━━━ RECORDS SUPPLIED
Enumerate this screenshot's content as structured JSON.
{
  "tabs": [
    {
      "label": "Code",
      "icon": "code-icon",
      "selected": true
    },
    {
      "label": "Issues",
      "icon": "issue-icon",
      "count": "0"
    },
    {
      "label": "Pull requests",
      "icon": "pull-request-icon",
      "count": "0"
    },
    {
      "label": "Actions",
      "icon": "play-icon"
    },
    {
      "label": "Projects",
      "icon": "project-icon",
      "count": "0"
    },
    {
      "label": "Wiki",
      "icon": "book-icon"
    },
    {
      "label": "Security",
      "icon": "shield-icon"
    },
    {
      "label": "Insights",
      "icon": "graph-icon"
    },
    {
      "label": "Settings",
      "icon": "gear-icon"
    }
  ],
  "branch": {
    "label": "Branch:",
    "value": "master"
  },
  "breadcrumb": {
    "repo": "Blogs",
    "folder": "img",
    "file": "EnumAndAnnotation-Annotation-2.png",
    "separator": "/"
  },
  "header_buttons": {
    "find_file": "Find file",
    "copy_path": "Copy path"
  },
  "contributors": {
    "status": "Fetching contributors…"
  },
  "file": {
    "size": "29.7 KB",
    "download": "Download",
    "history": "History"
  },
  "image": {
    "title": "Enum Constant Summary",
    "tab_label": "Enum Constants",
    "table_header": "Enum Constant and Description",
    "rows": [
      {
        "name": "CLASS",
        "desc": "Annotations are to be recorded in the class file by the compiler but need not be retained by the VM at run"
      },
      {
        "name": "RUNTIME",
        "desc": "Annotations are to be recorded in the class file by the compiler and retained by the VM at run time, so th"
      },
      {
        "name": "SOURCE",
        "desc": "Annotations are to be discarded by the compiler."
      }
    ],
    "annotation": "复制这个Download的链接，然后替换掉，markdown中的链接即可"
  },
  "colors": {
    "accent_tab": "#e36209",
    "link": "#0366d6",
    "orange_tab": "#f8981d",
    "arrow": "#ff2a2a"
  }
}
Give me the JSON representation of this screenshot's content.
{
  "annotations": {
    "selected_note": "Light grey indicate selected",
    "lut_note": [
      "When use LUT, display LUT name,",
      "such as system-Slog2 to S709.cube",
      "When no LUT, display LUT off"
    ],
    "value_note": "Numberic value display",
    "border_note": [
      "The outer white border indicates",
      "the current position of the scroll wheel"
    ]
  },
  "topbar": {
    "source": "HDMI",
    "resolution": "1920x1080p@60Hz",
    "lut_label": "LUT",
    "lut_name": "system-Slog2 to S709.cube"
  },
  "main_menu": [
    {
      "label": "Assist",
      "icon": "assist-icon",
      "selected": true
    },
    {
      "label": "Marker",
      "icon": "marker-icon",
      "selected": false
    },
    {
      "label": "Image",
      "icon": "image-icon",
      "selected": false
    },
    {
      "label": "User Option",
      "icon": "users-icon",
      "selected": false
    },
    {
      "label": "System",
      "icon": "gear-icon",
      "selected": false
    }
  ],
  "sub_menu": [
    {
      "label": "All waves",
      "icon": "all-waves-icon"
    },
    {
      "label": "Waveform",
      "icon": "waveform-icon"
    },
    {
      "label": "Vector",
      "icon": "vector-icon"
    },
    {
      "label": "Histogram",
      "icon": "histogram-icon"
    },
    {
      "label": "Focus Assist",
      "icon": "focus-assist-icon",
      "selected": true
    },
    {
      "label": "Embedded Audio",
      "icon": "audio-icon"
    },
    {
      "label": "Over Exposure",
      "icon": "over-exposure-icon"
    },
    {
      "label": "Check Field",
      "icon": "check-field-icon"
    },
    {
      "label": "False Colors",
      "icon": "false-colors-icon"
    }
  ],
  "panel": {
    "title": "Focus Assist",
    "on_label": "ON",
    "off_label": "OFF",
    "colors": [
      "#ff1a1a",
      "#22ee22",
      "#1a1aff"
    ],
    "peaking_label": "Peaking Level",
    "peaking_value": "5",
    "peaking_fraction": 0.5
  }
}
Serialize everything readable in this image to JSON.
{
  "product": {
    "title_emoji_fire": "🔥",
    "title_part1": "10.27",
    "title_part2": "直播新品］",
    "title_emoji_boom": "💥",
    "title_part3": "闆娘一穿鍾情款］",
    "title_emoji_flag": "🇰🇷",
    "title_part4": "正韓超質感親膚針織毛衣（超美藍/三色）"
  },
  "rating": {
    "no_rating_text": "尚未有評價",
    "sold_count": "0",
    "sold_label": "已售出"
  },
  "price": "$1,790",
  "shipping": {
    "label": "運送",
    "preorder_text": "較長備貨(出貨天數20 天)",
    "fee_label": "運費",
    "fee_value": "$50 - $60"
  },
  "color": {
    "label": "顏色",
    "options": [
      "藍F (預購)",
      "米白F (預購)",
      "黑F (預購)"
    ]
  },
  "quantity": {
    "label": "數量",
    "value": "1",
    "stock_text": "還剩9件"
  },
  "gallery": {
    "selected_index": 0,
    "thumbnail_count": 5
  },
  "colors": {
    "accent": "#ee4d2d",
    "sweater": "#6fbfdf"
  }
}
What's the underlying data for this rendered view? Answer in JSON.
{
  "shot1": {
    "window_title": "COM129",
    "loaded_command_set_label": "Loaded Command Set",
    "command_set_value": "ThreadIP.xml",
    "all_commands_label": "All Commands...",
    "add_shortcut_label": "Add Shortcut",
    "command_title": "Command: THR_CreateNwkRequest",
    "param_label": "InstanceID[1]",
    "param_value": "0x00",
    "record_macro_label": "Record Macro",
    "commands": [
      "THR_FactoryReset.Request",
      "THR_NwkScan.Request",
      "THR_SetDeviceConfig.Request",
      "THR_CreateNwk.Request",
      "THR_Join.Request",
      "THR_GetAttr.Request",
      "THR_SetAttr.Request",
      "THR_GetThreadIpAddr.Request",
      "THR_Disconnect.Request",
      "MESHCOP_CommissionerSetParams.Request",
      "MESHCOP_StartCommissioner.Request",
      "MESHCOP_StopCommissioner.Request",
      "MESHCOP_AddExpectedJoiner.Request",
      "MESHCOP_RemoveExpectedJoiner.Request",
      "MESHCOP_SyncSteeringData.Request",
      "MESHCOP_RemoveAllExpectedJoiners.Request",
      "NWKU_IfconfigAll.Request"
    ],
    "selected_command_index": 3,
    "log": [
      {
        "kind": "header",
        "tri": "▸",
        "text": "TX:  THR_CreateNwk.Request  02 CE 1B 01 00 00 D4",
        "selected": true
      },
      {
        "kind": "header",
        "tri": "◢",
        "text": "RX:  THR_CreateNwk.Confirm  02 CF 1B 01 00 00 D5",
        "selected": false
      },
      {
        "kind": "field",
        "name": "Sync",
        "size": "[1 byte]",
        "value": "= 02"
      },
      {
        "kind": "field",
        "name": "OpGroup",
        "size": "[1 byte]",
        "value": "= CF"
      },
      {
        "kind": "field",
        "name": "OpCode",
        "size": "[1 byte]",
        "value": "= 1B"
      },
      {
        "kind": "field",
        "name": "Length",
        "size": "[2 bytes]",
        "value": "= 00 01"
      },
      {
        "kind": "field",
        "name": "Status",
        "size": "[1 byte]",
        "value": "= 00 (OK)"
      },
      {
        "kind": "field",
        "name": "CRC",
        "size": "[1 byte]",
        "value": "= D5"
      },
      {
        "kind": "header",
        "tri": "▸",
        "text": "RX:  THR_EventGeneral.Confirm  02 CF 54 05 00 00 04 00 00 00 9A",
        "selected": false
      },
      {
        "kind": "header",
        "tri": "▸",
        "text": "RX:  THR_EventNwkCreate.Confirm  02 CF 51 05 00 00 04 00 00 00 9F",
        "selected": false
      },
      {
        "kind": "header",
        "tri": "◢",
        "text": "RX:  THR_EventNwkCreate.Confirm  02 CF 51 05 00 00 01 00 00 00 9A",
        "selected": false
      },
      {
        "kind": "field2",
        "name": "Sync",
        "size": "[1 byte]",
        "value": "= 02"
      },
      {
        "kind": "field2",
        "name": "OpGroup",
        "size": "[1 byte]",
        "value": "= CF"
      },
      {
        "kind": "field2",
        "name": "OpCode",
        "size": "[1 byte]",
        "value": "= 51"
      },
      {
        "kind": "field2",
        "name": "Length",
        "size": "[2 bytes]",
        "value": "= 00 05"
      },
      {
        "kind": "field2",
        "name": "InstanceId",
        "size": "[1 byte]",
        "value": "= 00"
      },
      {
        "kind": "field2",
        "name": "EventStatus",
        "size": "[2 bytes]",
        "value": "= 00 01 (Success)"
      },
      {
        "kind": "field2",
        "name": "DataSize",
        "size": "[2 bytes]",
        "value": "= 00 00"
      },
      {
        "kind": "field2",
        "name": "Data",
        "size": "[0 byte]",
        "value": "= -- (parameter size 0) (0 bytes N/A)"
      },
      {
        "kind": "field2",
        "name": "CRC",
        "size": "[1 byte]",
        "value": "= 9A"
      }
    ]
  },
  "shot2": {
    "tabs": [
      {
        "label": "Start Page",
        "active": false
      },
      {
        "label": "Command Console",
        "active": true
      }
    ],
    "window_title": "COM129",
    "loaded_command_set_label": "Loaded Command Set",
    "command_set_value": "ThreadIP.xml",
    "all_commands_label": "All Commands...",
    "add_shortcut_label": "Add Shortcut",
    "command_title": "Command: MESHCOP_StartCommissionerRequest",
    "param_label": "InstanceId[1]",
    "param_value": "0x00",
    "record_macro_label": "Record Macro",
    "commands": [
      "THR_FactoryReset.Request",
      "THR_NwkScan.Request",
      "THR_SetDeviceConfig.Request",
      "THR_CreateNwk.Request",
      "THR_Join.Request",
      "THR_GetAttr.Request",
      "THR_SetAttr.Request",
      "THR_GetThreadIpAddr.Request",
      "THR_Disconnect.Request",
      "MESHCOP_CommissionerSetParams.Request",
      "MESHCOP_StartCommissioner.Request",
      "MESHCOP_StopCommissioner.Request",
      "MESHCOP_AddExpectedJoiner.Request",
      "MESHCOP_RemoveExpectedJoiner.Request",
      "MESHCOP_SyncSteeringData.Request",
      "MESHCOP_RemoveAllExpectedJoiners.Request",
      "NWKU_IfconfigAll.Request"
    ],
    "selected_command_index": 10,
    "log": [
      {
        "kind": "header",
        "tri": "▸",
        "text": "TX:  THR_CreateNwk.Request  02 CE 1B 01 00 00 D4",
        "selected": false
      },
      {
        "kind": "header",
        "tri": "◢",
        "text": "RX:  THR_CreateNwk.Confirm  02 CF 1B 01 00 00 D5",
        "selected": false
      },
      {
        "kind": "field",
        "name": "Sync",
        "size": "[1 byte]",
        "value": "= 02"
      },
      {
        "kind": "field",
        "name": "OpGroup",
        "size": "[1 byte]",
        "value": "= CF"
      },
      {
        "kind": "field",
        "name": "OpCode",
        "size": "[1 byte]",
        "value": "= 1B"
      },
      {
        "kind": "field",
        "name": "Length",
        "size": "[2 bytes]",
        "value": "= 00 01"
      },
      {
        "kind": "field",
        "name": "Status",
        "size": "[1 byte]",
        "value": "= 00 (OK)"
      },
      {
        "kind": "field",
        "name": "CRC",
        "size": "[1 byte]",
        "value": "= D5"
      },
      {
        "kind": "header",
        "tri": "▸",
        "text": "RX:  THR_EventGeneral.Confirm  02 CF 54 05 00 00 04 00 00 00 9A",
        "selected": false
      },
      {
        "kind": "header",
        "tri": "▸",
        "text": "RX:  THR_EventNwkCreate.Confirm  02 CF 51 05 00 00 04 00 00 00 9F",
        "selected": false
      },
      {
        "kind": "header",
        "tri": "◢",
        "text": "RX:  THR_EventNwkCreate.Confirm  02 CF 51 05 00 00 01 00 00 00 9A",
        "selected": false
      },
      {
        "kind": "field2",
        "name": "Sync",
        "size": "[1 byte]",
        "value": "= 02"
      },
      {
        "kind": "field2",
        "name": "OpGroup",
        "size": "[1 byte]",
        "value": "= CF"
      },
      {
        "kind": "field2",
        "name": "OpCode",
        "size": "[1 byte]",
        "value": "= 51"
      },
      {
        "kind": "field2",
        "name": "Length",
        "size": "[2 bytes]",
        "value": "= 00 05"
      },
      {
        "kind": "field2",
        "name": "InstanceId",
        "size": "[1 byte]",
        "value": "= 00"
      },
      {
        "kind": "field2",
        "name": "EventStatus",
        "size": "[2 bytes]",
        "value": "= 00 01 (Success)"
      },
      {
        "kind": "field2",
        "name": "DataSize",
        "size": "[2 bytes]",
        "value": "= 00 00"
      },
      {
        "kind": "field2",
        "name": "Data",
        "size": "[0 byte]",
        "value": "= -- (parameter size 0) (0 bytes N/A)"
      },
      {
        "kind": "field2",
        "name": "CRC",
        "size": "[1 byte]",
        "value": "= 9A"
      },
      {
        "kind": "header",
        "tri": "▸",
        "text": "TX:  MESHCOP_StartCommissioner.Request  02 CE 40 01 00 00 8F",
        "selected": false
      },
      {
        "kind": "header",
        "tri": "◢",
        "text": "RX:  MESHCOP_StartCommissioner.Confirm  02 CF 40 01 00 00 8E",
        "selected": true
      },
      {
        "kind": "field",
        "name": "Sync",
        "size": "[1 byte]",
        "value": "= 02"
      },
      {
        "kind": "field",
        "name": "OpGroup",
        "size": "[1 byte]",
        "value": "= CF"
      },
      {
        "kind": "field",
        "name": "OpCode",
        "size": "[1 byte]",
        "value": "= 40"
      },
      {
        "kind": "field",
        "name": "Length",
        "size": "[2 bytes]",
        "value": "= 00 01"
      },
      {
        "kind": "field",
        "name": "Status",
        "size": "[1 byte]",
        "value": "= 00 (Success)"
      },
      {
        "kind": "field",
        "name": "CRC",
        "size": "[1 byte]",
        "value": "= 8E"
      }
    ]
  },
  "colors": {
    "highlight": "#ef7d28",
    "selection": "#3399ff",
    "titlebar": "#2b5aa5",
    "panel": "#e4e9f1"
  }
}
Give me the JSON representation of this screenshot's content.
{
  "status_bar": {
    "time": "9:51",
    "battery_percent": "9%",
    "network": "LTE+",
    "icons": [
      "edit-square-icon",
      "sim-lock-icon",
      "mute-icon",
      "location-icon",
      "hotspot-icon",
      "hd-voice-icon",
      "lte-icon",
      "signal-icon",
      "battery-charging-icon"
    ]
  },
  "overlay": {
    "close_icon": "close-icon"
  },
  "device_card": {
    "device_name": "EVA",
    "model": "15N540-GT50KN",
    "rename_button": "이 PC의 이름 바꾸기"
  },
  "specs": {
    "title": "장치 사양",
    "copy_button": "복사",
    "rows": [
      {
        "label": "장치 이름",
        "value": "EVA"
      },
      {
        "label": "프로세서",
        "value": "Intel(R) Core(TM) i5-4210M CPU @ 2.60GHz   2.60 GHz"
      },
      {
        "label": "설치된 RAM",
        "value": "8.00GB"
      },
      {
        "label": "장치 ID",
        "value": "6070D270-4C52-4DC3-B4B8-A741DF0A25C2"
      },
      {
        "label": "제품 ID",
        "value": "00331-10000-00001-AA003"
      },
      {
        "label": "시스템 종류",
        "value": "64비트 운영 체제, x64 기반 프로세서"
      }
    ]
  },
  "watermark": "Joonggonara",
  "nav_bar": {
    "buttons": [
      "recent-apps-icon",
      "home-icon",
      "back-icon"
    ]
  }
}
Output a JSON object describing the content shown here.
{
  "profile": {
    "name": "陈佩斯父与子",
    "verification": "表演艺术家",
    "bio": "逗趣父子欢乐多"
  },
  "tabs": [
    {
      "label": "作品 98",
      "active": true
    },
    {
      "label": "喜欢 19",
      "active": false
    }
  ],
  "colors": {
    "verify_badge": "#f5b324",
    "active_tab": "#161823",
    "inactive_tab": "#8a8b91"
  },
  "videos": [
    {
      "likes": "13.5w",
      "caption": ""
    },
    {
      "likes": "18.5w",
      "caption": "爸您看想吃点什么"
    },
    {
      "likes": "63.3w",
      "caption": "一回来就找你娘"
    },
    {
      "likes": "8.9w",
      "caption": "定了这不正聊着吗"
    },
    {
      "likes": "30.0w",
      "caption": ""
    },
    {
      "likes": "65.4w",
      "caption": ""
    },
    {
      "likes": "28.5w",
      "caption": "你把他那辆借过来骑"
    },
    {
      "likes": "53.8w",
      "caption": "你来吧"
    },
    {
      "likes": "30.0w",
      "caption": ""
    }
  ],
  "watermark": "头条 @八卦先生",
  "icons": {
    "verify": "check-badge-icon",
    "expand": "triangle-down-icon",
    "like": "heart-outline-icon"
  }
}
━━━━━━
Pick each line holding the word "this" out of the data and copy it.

# WORKED SOLUTION:
Enumerate this screenshot's content as structured JSON.
Give me the JSON representation of this screenshot's content.
Serialize everything readable in this image to JSON.
What's the underlying data for this rendered view? Answer in JSON.
Give me the JSON representation of this screenshot's content.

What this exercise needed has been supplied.